The first thing in the syntax is an expression defining the field for which you are looking. Dlookup ("[Password]"....) is using the dlookup to find the value entered in a field named "Password". But this is obviously not enough information. The lookup must know the domain the password is on. In my case, the password is stored in a table named "Employees" so that is the domain. A dlookup function will not run without the field you are trying to find and the domain that field is on. So, when I'm looking for a password stored on the table (domain) Employees in a field named "Password", my code is
Expand|Select|Wrap|Line Numbers
  1. DLookup ("[Password]", "Employees"). 
This will run. The problem is that it returns any random password stored on any record's "Password" field on the domain "Employees". I don't want any random password, so I need the dlookup to use a criteria to limit it's return. You do this with the third piece of the syntax. On a login form, you're going to want to find the password for a specific user. So, the criteria needs to be defined by the username entered in the login form. In my case, the login username is the employee's EID. I need the code to lookup the password stored in the domain "Employees" on the record with the proper EID. I hope I'm still making sense. So, my criteria for the lookup is that the target record's EID = the EID entered on the login form. All put together, the dlookup is like this:

Expand|Select|Wrap|Line Numbers
  1. Dlookup ("[Password]", "Employees", "[EID]='" & Me.TheNameOfTheFieldWhereTheUserEntersTheirEID & "'")
  2.  

Hope that helps!
Jan 23 '11 #8

P: 8
Ahhhh... a light-bulb just stuck!
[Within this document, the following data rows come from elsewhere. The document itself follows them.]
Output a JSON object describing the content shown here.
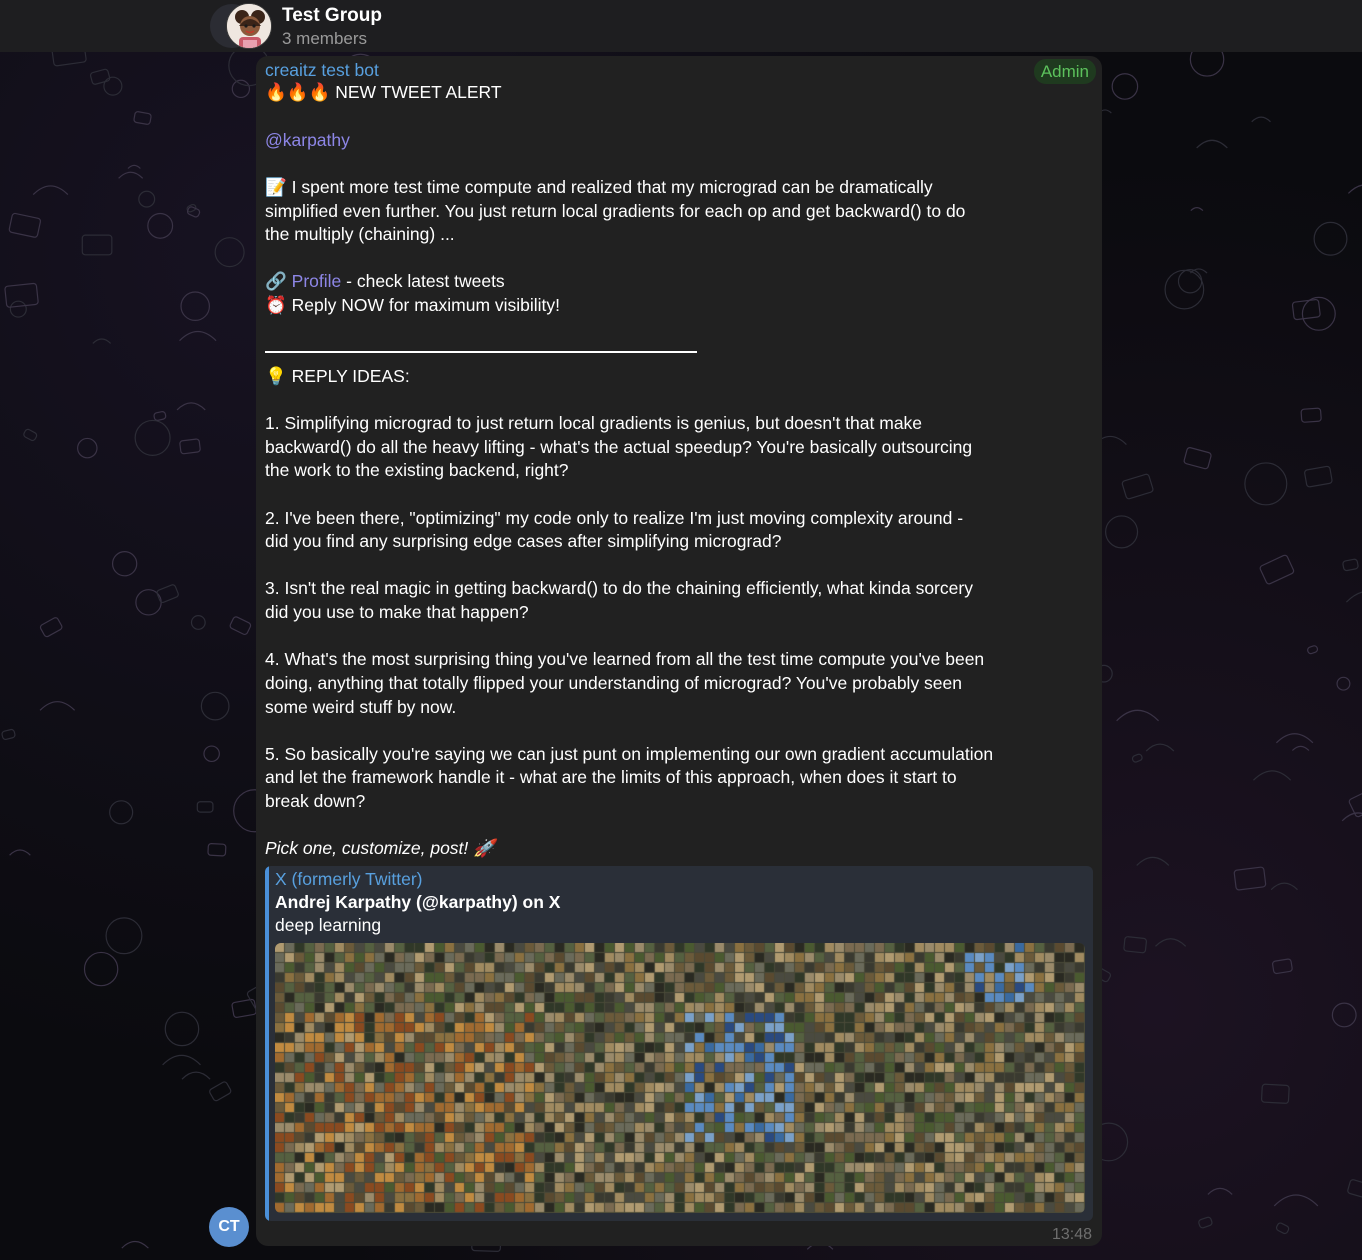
{
  "header": {
    "title": "Test Group",
    "subtitle": "3 members"
  },
  "message": {
    "sender": "creaitz test bot",
    "badge": "Admin",
    "alert_emoji": "🔥🔥🔥",
    "alert_text": "NEW TWEET ALERT",
    "mention": "@karpathy",
    "memo_emoji": "📝",
    "tweet_lines": [
      "I spent more test time compute and realized that my micrograd can be dramatically",
      "simplified even further. You just return local gradients for each op and get backward() to do",
      "the multiply (chaining) ..."
    ],
    "profile_emoji": "🔗",
    "profile_link": "Profile",
    "profile_rest": " - check latest tweets",
    "reply_emoji": "⏰",
    "reply_now": "Reply NOW for maximum visibility!",
    "ideas_emoji": "💡",
    "ideas_title": "REPLY IDEAS:",
    "ideas": [
      {
        "number": "1.",
        "lines": [
          "Simplifying micrograd to just return local gradients is genius, but doesn't that make",
          "backward() do all the heavy lifting - what's the actual speedup? You're basically outsourcing",
          "the work to the existing backend, right?"
        ]
      },
      {
        "number": "2.",
        "lines": [
          "I've been there, \"optimizing\" my code only to realize I'm just moving complexity around -",
          "did you find any surprising edge cases after simplifying micrograd?"
        ]
      },
      {
        "number": "3.",
        "lines": [
          "Isn't the real magic in getting backward() to do the chaining efficiently, what kinda sorcery",
          "did you use to make that happen?"
        ]
      },
      {
        "number": "4.",
        "lines": [
          "What's the most surprising thing you've learned from all the test time compute you've been",
          "doing, anything that totally flipped your understanding of micrograd? You've probably seen",
          "some weird stuff by now."
        ]
      },
      {
        "number": "5.",
        "lines": [
          "So basically you're saying we can just punt on implementing our own gradient accumulation",
          "and let the framework handle it - what are the limits of this approach, when does it start to",
          "break down?"
        ]
      }
    ],
    "closing": "Pick one, customize, post!",
    "closing_emoji": "🚀",
    "preview": {
      "site": "X (formerly Twitter)",
      "title": "Andrej Karpathy (@karpathy) on X",
      "description": "deep learning"
    },
    "time": "13:48"
  },
  "sender_avatar_initials": "CT",
  "colors": {
    "accent_blue": "#58a0df",
    "mention_purple": "#8d86e6",
    "admin_green": "#5cc15c",
    "bubble_bg": "#212121"
  }
}
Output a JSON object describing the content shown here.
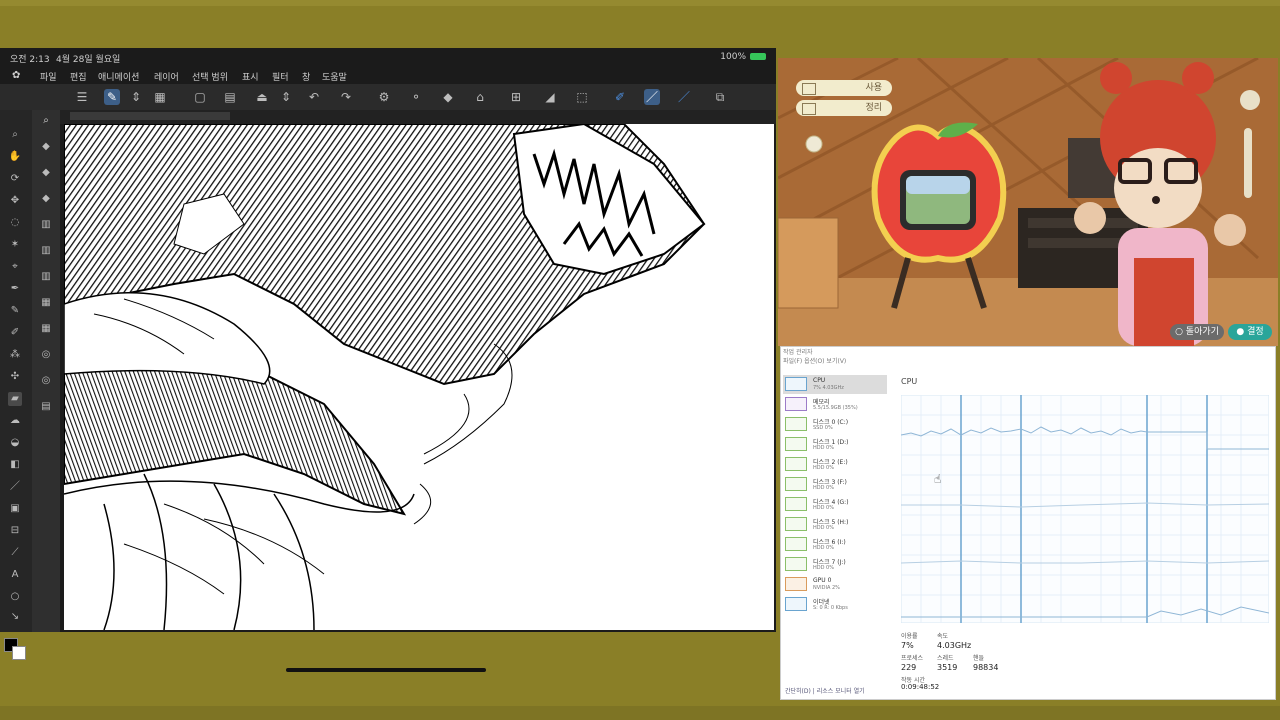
{
  "ipad": {
    "status_time": "오전 2:13",
    "status_date": "4월 28일 월요일",
    "battery": "100%",
    "menu": [
      "파일",
      "편집",
      "애니메이션",
      "레이어",
      "선택 범위",
      "표시",
      "필터",
      "창",
      "도움말"
    ]
  },
  "game": {
    "hud_items": [
      "사용",
      "정리"
    ],
    "buttons": [
      "○ 돌아가기",
      "● 결정"
    ]
  },
  "taskman": {
    "title_bar": "작업 관리자",
    "menu": "파일(F)  옵션(O)  보기(V)",
    "cpu_title": "CPU",
    "rows": [
      {
        "l1": "CPU",
        "l2": "7% 4.03GHz",
        "color": "blue",
        "selected": true
      },
      {
        "l1": "메모리",
        "l2": "5.5/15.9GB (35%)",
        "color": "purple",
        "selected": false
      },
      {
        "l1": "디스크 0 (C:)",
        "l2": "SSD 0%",
        "color": "green",
        "selected": false
      },
      {
        "l1": "디스크 1 (D:)",
        "l2": "HDD 0%",
        "color": "green",
        "selected": false
      },
      {
        "l1": "디스크 2 (E:)",
        "l2": "HDD 0%",
        "color": "green",
        "selected": false
      },
      {
        "l1": "디스크 3 (F:)",
        "l2": "HDD 0%",
        "color": "green",
        "selected": false
      },
      {
        "l1": "디스크 4 (G:)",
        "l2": "HDD 0%",
        "color": "green",
        "selected": false
      },
      {
        "l1": "디스크 5 (H:)",
        "l2": "HDD 0%",
        "color": "green",
        "selected": false
      },
      {
        "l1": "디스크 6 (I:)",
        "l2": "HDD 0%",
        "color": "green",
        "selected": false
      },
      {
        "l1": "디스크 7 (J:)",
        "l2": "HDD 0%",
        "color": "green",
        "selected": false
      },
      {
        "l1": "GPU 0",
        "l2": "NVIDIA 2%",
        "color": "orange",
        "selected": false
      },
      {
        "l1": "이더넷",
        "l2": "S: 0 R: 0 Kbps",
        "color": "blue",
        "selected": false
      }
    ],
    "stats": [
      "이용률",
      "속도",
      "7%",
      "4.03GHz",
      "프로세스",
      "스레드",
      "핸들",
      "229",
      "3519",
      "98834",
      "작동 시간",
      "0:09:48:52"
    ],
    "footer": "간단히(D) | 리소스 모니터 열기"
  }
}
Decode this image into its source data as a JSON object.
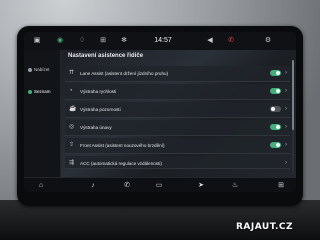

That makes perfect sense! Thank you so much for your help!

If I do surpass your knowledge and you need anything, just let me know!

Thanks again Jesse!
Jan 23 '11 #9

Post your reply

Sign in to post your reply or Sign up for a free account.